Our next stop was the elegant Porcher (pronounced Porshay, accent on the second syllable) House, where we found no historical society volunteers, no tours, and no one who had any memory of such a program ever being offered there.  The house has counseling and law offices on the second floor and opens the gracious spaces on its first floor to the community for weddings, anniversaries, and other special occaisions for a nominal fee.
A sheet on a table in the house's front parlor told us that the house was designed by Byrnina Peck Porcher and built in 1916 by her and her husband, Edwin.  Edwin Postell Porcher established orange groves on nearby Merritt Island in the 1880s, and is credited with inventing a fruit stamping machine, and being the first grower to wash, inspect and grade his fruit.  Byrnina was Merritt Island's first Postmistress.
A woman in a first floor office at the house gave us the latest issue of a local commercial newspaper with a map inside to help us find our way to the town's Tourism and Information Center.

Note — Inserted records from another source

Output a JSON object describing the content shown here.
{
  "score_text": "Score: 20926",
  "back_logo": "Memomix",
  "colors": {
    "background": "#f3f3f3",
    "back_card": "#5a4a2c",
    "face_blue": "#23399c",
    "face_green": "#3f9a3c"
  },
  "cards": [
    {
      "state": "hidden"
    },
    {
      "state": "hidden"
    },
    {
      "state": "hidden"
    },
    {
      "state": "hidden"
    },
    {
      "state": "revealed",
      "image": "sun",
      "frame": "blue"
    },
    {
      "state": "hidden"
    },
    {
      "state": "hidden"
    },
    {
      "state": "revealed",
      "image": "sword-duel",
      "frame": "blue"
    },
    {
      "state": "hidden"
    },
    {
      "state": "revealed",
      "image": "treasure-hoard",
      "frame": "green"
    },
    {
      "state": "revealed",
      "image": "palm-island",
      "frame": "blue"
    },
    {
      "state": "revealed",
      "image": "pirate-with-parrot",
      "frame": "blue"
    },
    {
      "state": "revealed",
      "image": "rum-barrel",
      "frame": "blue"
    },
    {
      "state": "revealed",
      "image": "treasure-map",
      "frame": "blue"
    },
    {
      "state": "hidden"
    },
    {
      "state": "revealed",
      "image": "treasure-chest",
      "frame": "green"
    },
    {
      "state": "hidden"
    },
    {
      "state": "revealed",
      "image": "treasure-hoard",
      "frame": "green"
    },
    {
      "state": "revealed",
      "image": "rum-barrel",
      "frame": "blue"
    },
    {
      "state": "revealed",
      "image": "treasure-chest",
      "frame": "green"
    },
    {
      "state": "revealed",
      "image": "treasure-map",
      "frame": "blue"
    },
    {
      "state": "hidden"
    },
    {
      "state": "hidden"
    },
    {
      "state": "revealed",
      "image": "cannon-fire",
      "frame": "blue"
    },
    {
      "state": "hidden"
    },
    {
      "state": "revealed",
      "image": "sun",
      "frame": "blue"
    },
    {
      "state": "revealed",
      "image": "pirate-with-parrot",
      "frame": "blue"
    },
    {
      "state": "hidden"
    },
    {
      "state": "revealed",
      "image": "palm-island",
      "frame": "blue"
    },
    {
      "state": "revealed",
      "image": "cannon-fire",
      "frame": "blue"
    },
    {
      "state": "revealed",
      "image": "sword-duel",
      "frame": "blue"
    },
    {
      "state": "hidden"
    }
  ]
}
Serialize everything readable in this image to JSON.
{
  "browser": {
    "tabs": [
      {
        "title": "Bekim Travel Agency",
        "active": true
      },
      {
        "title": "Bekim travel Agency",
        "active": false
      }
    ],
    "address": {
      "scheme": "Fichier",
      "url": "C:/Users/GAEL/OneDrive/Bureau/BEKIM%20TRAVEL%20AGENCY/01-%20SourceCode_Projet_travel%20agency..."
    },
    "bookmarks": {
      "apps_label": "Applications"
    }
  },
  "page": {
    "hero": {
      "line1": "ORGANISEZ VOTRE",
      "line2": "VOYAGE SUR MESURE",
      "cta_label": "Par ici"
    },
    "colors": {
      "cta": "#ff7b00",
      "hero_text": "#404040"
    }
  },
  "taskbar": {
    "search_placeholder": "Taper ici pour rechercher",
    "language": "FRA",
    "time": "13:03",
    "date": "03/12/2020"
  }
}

We found the building -- it had a beautifully painted historic mural covering a full wall touting it as the Tourism and Information Center, but a "For Rent" sign was displayed on its locked door.
The gourmet grocery was nowhere to be found, either.  The only sources of groceries we could find were two slightly seedy gas stations with lots of beer, but limited supplies of milk.  Evidently, no one drinks skim milk around here.
Although our experiences, and a number of vacant store fronts, seem to indicate that Cocoa is struggling to be a tourist destination, we thought the town was charming, and we were glad we stopped here.

Click here to continue up the Florida coast on Page 2.